REQUIRED WORK:
Everything in the records should be repeated exactly, down to the last character.

ENTRIES SHOWN:
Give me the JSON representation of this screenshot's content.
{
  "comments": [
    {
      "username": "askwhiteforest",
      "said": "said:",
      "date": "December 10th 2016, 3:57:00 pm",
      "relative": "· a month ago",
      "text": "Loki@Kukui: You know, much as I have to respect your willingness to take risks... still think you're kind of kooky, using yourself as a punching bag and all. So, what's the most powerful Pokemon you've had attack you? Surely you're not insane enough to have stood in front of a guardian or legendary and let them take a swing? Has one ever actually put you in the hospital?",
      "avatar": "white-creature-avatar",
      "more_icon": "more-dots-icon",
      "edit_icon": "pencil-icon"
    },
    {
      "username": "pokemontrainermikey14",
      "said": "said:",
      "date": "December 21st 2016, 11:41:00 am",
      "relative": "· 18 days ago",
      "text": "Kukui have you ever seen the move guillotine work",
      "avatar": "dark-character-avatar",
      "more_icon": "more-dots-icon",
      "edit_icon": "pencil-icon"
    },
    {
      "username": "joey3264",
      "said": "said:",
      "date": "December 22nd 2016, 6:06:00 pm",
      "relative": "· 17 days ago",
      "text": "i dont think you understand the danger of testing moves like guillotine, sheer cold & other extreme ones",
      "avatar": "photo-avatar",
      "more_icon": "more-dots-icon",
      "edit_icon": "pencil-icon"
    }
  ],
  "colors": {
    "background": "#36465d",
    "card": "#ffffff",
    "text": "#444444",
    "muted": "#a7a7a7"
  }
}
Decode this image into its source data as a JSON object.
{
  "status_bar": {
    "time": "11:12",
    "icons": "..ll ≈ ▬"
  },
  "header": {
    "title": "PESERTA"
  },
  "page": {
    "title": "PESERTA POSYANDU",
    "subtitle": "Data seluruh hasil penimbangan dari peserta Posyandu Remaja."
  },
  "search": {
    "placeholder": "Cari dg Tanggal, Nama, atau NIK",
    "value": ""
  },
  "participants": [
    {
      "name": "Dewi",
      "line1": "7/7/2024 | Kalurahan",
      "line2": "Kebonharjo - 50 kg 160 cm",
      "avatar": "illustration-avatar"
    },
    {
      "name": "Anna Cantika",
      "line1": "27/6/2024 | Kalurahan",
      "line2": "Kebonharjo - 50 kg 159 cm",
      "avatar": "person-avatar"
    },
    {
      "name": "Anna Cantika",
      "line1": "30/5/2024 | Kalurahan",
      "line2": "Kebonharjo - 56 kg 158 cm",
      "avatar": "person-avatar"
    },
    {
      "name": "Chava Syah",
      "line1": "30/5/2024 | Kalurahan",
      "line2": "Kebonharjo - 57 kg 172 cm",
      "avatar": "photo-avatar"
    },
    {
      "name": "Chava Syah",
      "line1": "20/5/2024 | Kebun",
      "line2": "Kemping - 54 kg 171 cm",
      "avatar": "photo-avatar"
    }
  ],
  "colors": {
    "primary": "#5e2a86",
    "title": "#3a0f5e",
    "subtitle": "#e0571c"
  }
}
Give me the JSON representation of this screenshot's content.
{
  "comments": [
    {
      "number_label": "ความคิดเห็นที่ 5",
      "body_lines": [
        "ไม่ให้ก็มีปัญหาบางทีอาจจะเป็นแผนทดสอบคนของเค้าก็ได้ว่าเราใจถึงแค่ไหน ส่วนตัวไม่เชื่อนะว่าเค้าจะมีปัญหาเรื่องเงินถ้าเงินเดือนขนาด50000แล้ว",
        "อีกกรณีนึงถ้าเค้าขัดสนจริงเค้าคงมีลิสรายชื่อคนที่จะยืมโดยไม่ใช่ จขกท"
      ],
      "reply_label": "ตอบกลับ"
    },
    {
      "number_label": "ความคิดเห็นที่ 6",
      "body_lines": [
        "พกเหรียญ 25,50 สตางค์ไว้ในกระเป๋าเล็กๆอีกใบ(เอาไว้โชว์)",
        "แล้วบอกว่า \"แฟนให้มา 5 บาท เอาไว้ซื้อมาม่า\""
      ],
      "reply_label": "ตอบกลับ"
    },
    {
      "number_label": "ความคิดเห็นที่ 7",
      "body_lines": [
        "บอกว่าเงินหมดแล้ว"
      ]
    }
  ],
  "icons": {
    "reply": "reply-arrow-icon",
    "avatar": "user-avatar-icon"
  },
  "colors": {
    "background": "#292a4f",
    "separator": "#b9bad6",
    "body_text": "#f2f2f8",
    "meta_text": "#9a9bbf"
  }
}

OUTPUT BELOW:
Give me the JSON representation of this screenshot's content.
{
  "comments": [
    {
      "username": "askwhiteforest",
      "said": "said:",
      "date": "December 10th 2016, 3:57:00 pm",
      "relative": "· a month ago",
      "text": "Loki@Kukui: You know, much as I have to respect your willingness to take risks... still think you're kind of kooky, using yourself as a punching bag and all. So, what's the most powerful Pokemon you've had attack you? Surely you're not insane enough to have stood in front of a guardian or legendary and let them take a swing? Has one ever actually put you in the hospital?",
      "avatar": "white-creature-avatar",
      "more_icon": "more-dots-icon",
      "edit_icon": "pencil-icon"
    },
    {
      "username": "pokemontrainermikey14",
      "said": "said:",
      "date": "December 21st 2016, 11:41:00 am",
      "relative": "· 18 days ago",
      "text": "Kukui have you ever seen the move guillotine work",
      "avatar": "dark-character-avatar",
      "more_icon": "more-dots-icon",
      "edit_icon": "pencil-icon"
    },
    {
      "username": "joey3264",
      "said": "said:",
      "date": "December 22nd 2016, 6:06:00 pm",
      "relative": "· 17 days ago",
      "text": "i dont think you understand the danger of testing moves like guillotine, sheer cold & other extreme ones",
      "avatar": "photo-avatar",
      "more_icon": "more-dots-icon",
      "edit_icon": "pencil-icon"
    }
  ],
  "colors": {
    "background": "#36465d",
    "card": "#ffffff",
    "text": "#444444",
    "muted": "#a7a7a7"
  }
}
Decode this image into its source data as a JSON object.
{
  "status_bar": {
    "time": "11:12",
    "icons": "..ll ≈ ▬"
  },
  "header": {
    "title": "PESERTA"
  },
  "page": {
    "title": "PESERTA POSYANDU",
    "subtitle": "Data seluruh hasil penimbangan dari peserta Posyandu Remaja."
  },
  "search": {
    "placeholder": "Cari dg Tanggal, Nama, atau NIK",
    "value": ""
  },
  "participants": [
    {
      "name": "Dewi",
      "line1": "7/7/2024 | Kalurahan",
      "line2": "Kebonharjo - 50 kg 160 cm",
      "avatar": "illustration-avatar"
    },
    {
      "name": "Anna Cantika",
      "line1": "27/6/2024 | Kalurahan",
      "line2": "Kebonharjo - 50 kg 159 cm",
      "avatar": "person-avatar"
    },
    {
      "name": "Anna Cantika",
      "line1": "30/5/2024 | Kalurahan",
      "line2": "Kebonharjo - 56 kg 158 cm",
      "avatar": "person-avatar"
    },
    {
      "name": "Chava Syah",
      "line1": "30/5/2024 | Kalurahan",
      "line2": "Kebonharjo - 57 kg 172 cm",
      "avatar": "photo-avatar"
    },
    {
      "name": "Chava Syah",
      "line1": "20/5/2024 | Kebun",
      "line2": "Kemping - 54 kg 171 cm",
      "avatar": "photo-avatar"
    }
  ],
  "colors": {
    "primary": "#5e2a86",
    "title": "#3a0f5e",
    "subtitle": "#e0571c"
  }
}
Give me the JSON representation of this screenshot's content.
{
  "comments": [
    {
      "number_label": "ความคิดเห็นที่ 5",
      "body_lines": [
        "ไม่ให้ก็มีปัญหาบางทีอาจจะเป็นแผนทดสอบคนของเค้าก็ได้ว่าเราใจถึงแค่ไหน ส่วนตัวไม่เชื่อนะว่าเค้าจะมีปัญหาเรื่องเงินถ้าเงินเดือนขนาด50000แล้ว",
        "อีกกรณีนึงถ้าเค้าขัดสนจริงเค้าคงมีลิสรายชื่อคนที่จะยืมโดยไม่ใช่ จขกท"
      ],
      "reply_label": "ตอบกลับ"
    },
    {
      "number_label": "ความคิดเห็นที่ 6",
      "body_lines": [
        "พกเหรียญ 25,50 สตางค์ไว้ในกระเป๋าเล็กๆอีกใบ(เอาไว้โชว์)",
        "แล้วบอกว่า \"แฟนให้มา 5 บาท เอาไว้ซื้อมาม่า\""
      ],
      "reply_label": "ตอบกลับ"
    },
    {
      "number_label": "ความคิดเห็นที่ 7",
      "body_lines": [
        "บอกว่าเงินหมดแล้ว"
      ]
    }
  ],
  "icons": {
    "reply": "reply-arrow-icon",
    "avatar": "user-avatar-icon"
  },
  "colors": {
    "background": "#292a4f",
    "separator": "#b9bad6",
    "body_text": "#f2f2f8",
    "meta_text": "#9a9bbf"
  }
}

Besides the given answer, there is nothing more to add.